With the evolution of data science in the human resources arena, there are opportunities for hiring managers to have the kind of insight that wasn’t possible 10 years ago. We can uncover things beyond what’s on a candidate’s resume, using the interview to assess for culture fit as well as experience. In this post, we’ll offer some tips and explore the science behind a great interview.
Just the Facts About Candidate Hiring and Selection
The interview is the single most important candidate selection tool after the application and/or resume. All candidates should have the opportunity to answer the same questions and be allotted the same amount of time so you can evaluate them based on standard criteria.

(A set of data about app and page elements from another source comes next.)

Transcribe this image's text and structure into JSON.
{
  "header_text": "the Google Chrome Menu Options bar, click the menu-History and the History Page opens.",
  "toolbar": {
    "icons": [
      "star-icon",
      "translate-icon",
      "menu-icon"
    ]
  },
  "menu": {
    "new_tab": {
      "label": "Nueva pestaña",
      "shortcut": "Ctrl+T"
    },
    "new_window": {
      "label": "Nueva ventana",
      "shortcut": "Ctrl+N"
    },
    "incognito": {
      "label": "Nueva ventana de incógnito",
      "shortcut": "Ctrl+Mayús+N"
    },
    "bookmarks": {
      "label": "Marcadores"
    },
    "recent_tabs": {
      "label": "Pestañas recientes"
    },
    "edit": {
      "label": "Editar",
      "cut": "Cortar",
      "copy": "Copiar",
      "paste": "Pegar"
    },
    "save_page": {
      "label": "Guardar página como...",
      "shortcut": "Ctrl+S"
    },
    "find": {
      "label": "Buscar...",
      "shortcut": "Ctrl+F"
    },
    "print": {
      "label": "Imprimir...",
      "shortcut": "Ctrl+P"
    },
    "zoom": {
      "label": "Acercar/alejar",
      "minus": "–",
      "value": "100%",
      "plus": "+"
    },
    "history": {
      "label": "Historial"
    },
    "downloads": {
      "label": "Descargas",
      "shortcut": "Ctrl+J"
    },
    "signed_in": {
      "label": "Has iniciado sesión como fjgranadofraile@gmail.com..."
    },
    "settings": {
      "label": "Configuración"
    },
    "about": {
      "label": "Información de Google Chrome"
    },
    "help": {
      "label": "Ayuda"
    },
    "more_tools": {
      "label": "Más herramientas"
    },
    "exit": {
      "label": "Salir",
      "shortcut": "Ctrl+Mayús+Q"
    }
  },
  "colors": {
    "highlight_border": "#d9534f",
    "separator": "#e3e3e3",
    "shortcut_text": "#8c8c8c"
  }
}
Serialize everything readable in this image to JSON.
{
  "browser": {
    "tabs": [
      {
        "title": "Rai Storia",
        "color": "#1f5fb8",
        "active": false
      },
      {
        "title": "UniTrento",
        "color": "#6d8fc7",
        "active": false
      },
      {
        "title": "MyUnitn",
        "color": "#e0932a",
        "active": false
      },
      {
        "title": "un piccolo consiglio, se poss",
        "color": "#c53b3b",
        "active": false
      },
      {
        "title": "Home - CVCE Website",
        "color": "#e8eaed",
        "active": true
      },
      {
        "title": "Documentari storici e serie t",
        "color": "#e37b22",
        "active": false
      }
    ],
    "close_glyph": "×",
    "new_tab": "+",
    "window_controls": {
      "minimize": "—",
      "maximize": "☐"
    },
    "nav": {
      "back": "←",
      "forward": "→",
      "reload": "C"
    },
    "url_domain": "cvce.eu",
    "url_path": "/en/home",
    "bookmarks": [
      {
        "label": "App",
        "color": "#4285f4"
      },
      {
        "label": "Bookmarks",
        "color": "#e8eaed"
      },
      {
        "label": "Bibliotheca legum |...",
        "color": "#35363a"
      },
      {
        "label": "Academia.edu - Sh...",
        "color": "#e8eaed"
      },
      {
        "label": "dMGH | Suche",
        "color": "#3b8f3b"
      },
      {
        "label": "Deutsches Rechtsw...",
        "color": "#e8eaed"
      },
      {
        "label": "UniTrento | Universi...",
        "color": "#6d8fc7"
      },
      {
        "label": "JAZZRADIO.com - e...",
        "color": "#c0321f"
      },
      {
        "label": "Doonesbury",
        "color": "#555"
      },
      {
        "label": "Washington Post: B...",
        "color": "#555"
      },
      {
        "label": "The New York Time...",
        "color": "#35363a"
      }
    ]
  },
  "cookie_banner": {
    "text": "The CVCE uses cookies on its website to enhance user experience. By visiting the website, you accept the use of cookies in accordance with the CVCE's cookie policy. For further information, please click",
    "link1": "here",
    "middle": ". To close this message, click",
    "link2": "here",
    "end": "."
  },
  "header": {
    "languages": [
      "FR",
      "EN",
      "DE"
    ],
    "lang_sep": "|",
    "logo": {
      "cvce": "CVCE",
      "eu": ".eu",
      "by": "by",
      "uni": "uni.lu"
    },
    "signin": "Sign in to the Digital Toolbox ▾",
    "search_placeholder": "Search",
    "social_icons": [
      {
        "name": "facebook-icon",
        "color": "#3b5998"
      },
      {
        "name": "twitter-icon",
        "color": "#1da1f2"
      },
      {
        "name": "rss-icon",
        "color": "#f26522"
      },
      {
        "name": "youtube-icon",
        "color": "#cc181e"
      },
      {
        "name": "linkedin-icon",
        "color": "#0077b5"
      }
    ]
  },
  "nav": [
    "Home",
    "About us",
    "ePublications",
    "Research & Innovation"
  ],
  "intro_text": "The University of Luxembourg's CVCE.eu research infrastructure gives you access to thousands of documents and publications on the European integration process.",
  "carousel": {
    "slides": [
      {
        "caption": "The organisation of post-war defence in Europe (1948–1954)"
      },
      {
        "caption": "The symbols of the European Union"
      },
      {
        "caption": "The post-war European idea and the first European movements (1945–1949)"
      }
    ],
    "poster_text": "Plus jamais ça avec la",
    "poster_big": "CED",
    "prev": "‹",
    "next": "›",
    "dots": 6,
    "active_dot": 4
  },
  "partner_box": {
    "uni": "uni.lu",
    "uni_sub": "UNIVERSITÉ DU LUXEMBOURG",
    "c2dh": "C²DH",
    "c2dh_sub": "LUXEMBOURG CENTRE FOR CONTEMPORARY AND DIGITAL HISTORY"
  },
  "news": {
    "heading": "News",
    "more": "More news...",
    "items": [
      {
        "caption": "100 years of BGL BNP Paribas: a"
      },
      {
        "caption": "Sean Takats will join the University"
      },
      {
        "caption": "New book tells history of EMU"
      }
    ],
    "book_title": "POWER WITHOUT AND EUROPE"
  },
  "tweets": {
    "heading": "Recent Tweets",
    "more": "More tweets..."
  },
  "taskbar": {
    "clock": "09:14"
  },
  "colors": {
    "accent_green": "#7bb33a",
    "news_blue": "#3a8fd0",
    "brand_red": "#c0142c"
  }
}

Sticking to a script, also known as a structured interview is also important to ensure compliance. There’s a long list of interview questions that aren’t legal to ask a candidate, such as whether or not they’re married, have children, their age, if they have a vehicle, and – in California and New York – their salary history.
Before you walk out to greet the candidate, review the job description and the candidate’s resume or application so that you are well-prepared. Be prepared to discuss company benefits, vacation policies, and other commonly asked candidate questions. During the interview, make sure you’re actively listening – it’s easy to “tune out” and focus on what you’re asking next. Taking notes can help you remember to listen attentively. It’s also a good idea to set aside some time after the interview to note anything that stood out about the candidate while it’s still fresh in mind.
Remember that the interview is not just about qualifying the candidate. The candidate is also qualifying you, so allow time for the candidate to ask questions. Be sure to let the candidate know what comes next or how soon they can expect to hear from you. Don’t overcommit, but end on a positive note.
After the interview, it is critical to score the job candidate in order as soon as you complete the interview. Using an intake form with the same criteria for each candidate can help when scoring the interviews, and it’s imperative in order to analyze data by which you’ll select your next great hire. We’ll talk more about the science of the interview in the next section.
The Science of a Great Interview
In a 2016 Fast Company article, Dr. Tomas Chamorro-Premuzic, an international authority in psychological profiling, people analytics, and talent management, touches on how hiring managers can benefits from scientific analysis of candidates.
Researchers have devised psychometric tests that aim to standardize and measure the types personality features that many of us just try to guess at subjectively. Chamarro-Premuzic recommends keeping the “chit chat” to a minimum. “Although it’s useful to break the ice and build some rapport with the candidate, small talk should really be kept to a minimum, ideally to two minutes or less. That may sound stern, dispassionate, and inhuman to some; companies often like to use the interview experience to let loose, show off their culture, and see what kind of chemistry emerges organically.”
He adds that establishing a clear starting point to the interview and focusing only on the actual interview questions is the interviewer’s main task in order to use data in the decision-making process. This is where your handy standardized intake form comes in. If you’re ranking each candidate based on the same factors in every interview, you can score the candidates without bias (which also lends itself to compliance).
So what about making the candidate more comfortable so you can get a better sense of their personality? Culture fit is important, but you can build rapport in an interview in a short amount of time. If your interview questions are solid and you’re not reading them from a computer screen, you can assess things like personality and unearth disqualifiers in a standardized format.
In a SHRM Online interview about the future of HR and data science, Lazlo Bock, former top HR Executive for Google, said “everyone talks about culture and how it’s important and how they’ve got a great culture. But the way organizations and people assess culture and shape and drive is wrong. There are all kinds of surveys around about how people are feeling and different ways of measuring it. For the most part, those aren’t really tied to something that will predict performance or happiness or attention.”
Bock adds that “we all do HR kind of by our gut instead of relying on science. And by the time you’ve been doing it for 20 or 30 years you know what works and what doesn’t. But what if you could shortcut that and actually say: Here’s a brand-new employee or a new company or a new HR person; here are the things that we know work and are proven to work; and we will do them, and then we will measure whether or not they are working?”
The Bottom Line on Hiring the Best Talent
Standardizing interviews in order to assess and analyze data doesn’t mean you have to become an automaton. By all means, include questions that will make your interviewee comfortable – just ensure you ask each candidate. And the few minutes of small talk just before you begin the formal interview should be a natural platform that leads to your interview questions – the key here being “natural.”
Even if you’re new to the process, the questions you ask won’t sound like a script if you understand why you’re including them and what differentiates one role’s questions from another. It’s also a good idea, especially if you haven’t been interviewing for 20 years, to practice your technique. Once you’ve asked the same 25 questions 25 times, it will feel as natural as small talk, with the bonus of an improved (and standardized) candidate experience and an experiential data set you can use to make a solid hiring decision.